(Get-WinEvent -Listlog Application).Gettype() | FT -auto

Both produce different objects, Eventlog and EventLogConfiguration.  The output of these objects is associated with a powershell formating file (.ps1xml) which defines the properties they will display.

The example below shows the output as it pertains to Get-Eventlog and Get-Winevent.

(Get-Eventlog -List | Select -First 1)
(Get-WinEvent -Listlog Application)

Although they both reference the same event log (Application) they are configured to display different properties, even though some of them reference the same values, like Log and LogName or Entries and RecordCount.

I then was curious which formatting files were associate with each object type, so I decided to view which .ps1xml files existed and ran the following command to browse the $pshome directory and filter for only *.ps1xml files.

dir $pshome\* -include *.ps1xml

My next step was to parse these files using Select-String  for references to the object types (Eventlog and EventLogConfiguration) but decided that the process should be automated and created a function that would create a custom object with the properties of my choosing.   This would also be useful to demo for the workshop I’m putting together called “Using Powershell to View Events and Event Logs” (not sure I did the title so it may change shortly).

Anyway, the result of all this was the creation of the Get-EventLogBaseObjects function.

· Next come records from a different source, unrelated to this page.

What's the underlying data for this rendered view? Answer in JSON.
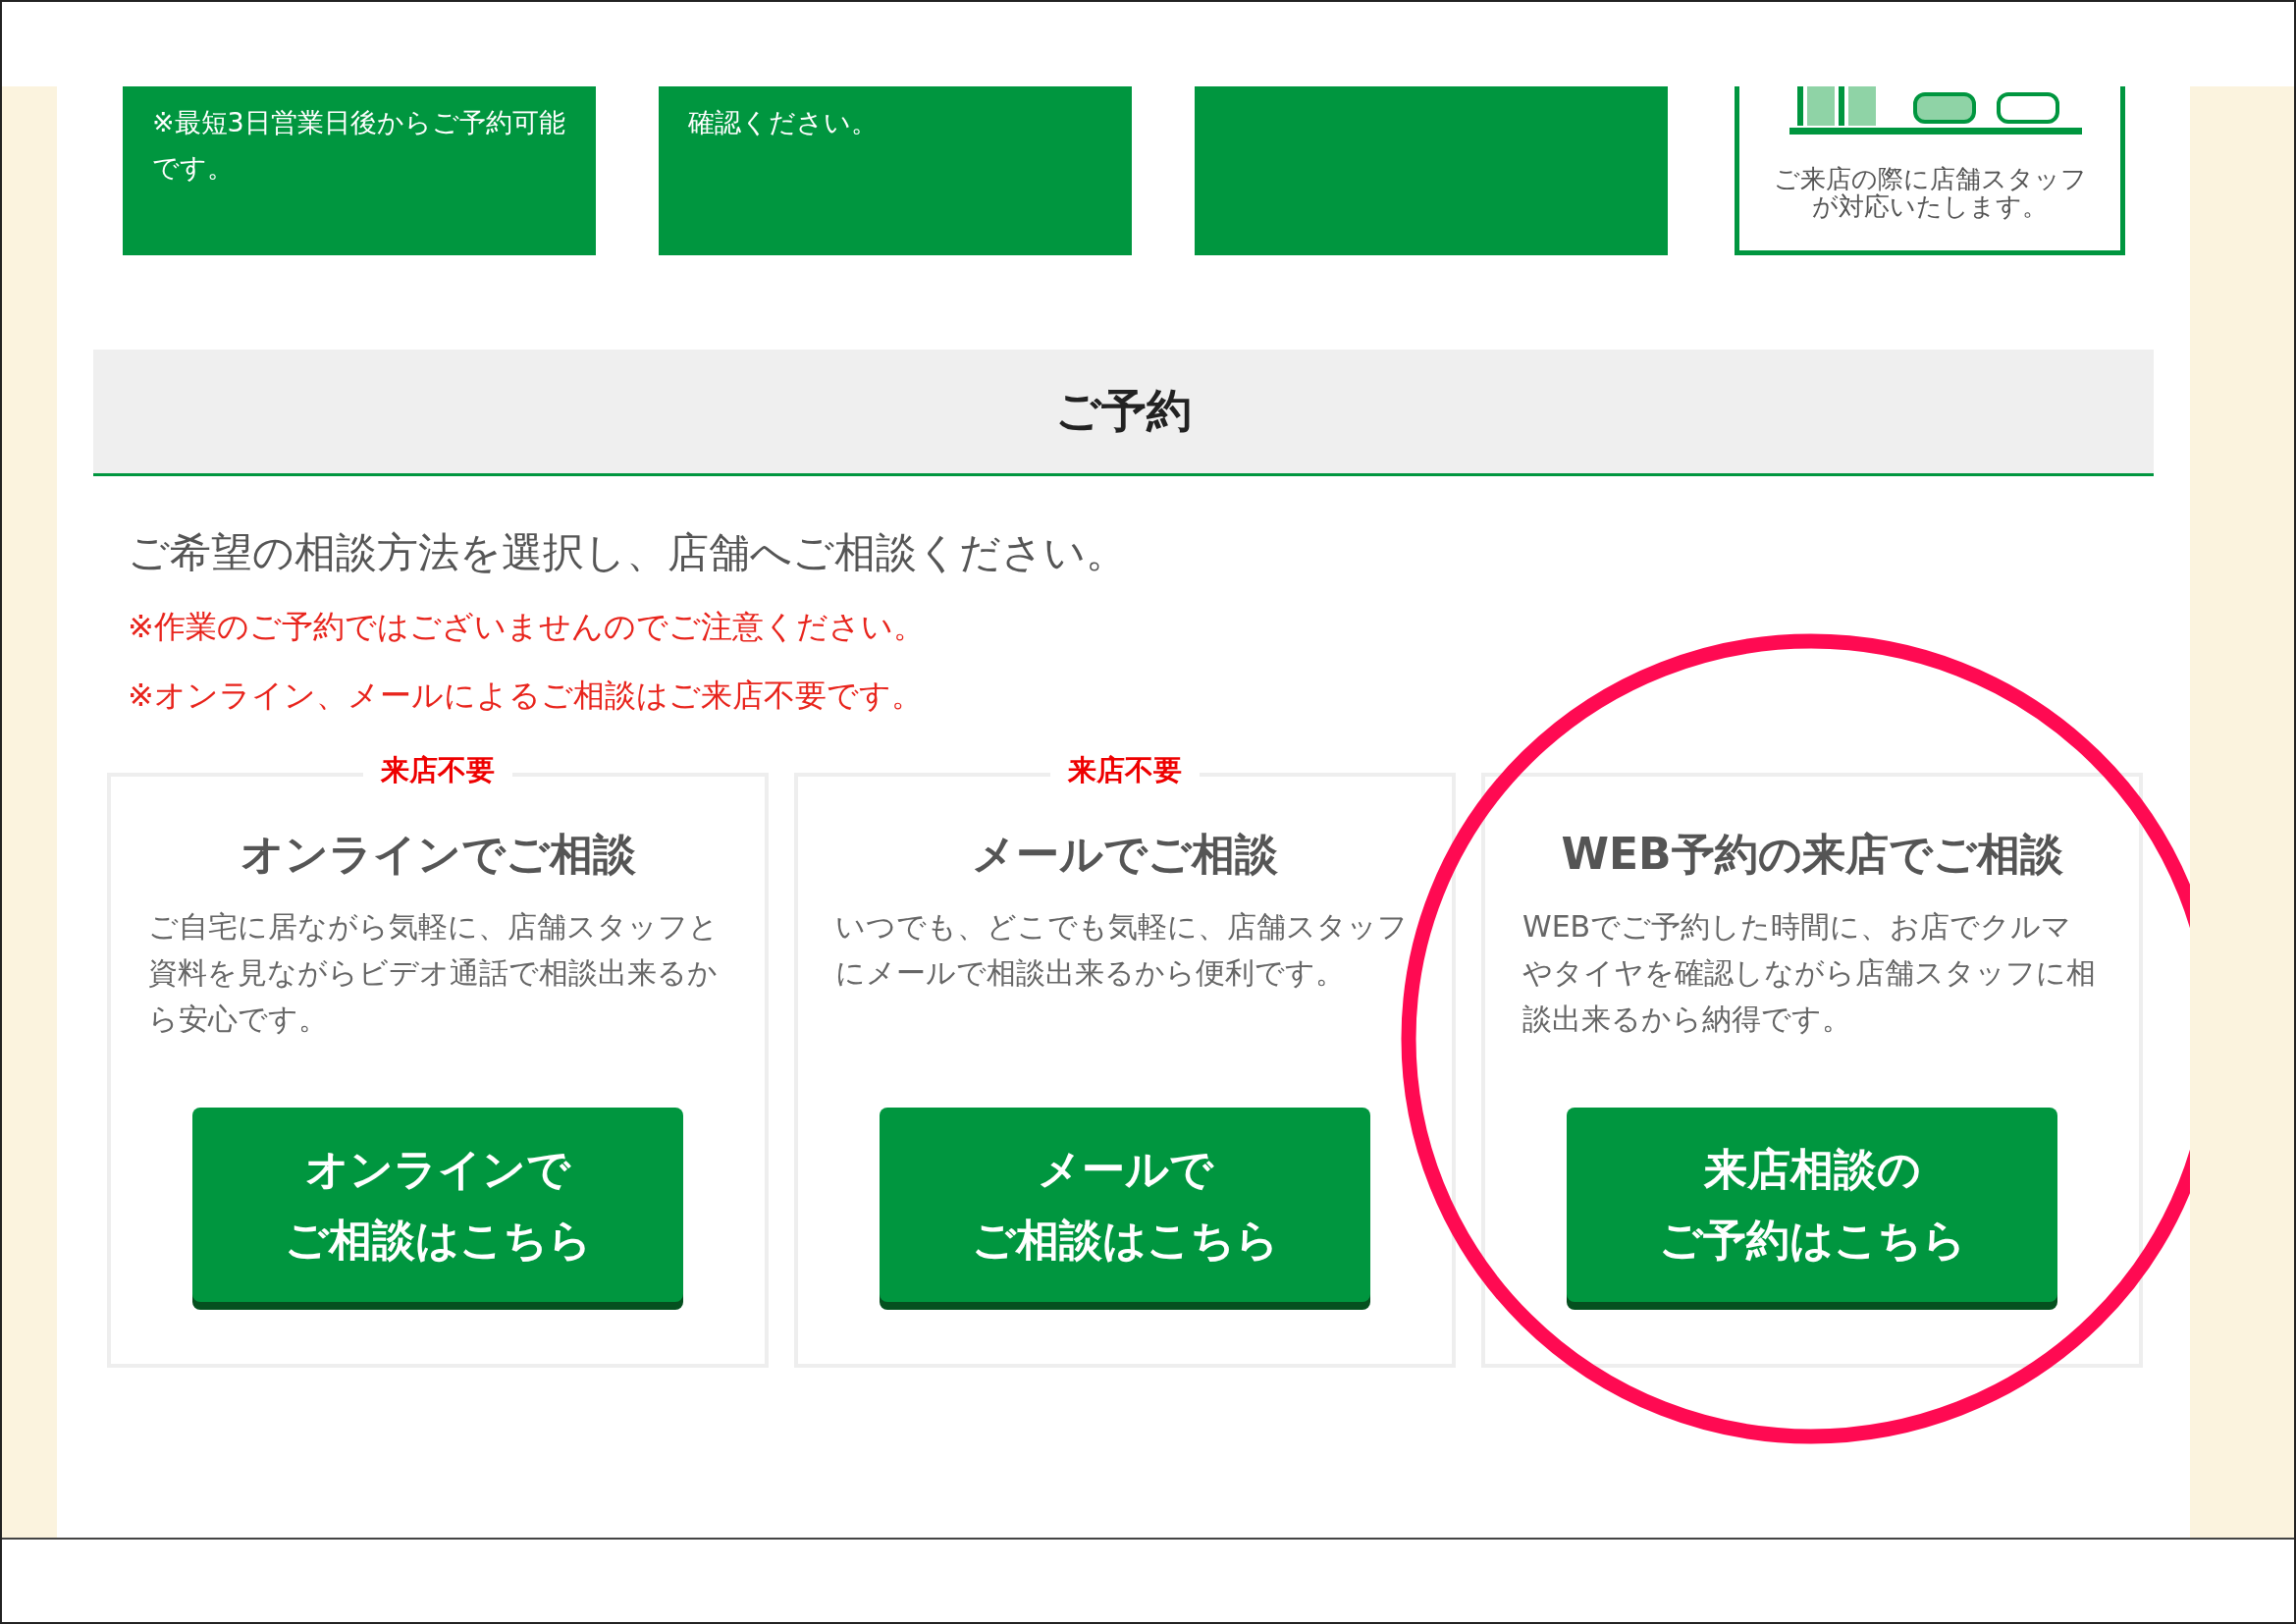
{
  "steps": [
    {
      "kind": "green",
      "text": "※最短3日営業日後からご予約可能です。"
    },
    {
      "kind": "green",
      "text": "確認ください。"
    },
    {
      "kind": "green"
    },
    {
      "kind": "outline",
      "text": "ご来店の際に店舗スタッフが対応いたします。"
    }
  ],
  "section": {
    "title": "ご予約"
  },
  "intro": "ご希望の相談方法を選択し、店舗へご相談ください。",
  "notes": [
    "※作業のご予約ではございませんのでご注意ください。",
    "※オンライン、メールによるご相談はご来店不要です。"
  ],
  "options": [
    {
      "badge": "来店不要",
      "title": "オンラインでご相談",
      "description": "ご自宅に居ながら気軽に、店舗スタッフと資料を見ながらビデオ通話で相談出来るから安心です。",
      "button": [
        "オンラインで",
        "ご相談はこちら"
      ],
      "highlighted": false
    },
    {
      "badge": "来店不要",
      "title": "メールでご相談",
      "description": "いつでも、どこでも気軽に、店舗スタッフにメールで相談出来るから便利です。",
      "button": [
        "メールで",
        "ご相談はこちら"
      ],
      "highlighted": false
    },
    {
      "title": "WEB予約の来店でご相談",
      "description": "WEBでご予約した時間に、お店でクルマやタイヤを確認しながら店舗スタッフに相談出来るから納得です。",
      "button": [
        "来店相談の",
        "ご予約はこちら"
      ],
      "highlighted": true
    }
  ]
}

Function Get-EventLogBaseObjects {
 $Array = "Get-EventLog","Get-WinEvent"
 $global:newarray =@()                                                

     Switch ($Array) {                                                

 "Get-Eventlog" {
    $GetEventLog = (get-eventlog -list | Select -first 1).gettype()
    $XMLFile = Select-String -Path $PSHOME\*.ps1xml -Pattern $GetEventlog |
        Select -First 1
    $Obj = New-Object PSObject -Property @{
            Cmdlet = "Get-Eventlog"
            SystemType = $GetEventLog.UnderlyingSystemType
            XMLFile = $XMLFile.filename
            }
    $global:newarray += $obj
    }                                    

 "Get-WinEvent" {
    $GetWinEvent = (Get-WinEvent -Listlog Application).gettype()
    $XMLFile = Select-String -Path $PSHOME\*.ps1xml -Pattern $GetWinEvent |
        Select -First 1
    $Obj = New-Object PSObject -Property @{
            Cmdlet = "Get-WinEvent"
            SystemType = $GetWinEvent.UnderlyingSystemType
            XMLFile = $XMLFile.filename
            }
    $global:newarray += $obj
     }
 }
 write-output $global:NewArray | Select Cmdlet,SytemType,XMLFile |
        Format-Table -AutoSize
}                        

Get-EventLogBaseObjects
Categories: Powershell Tags: ,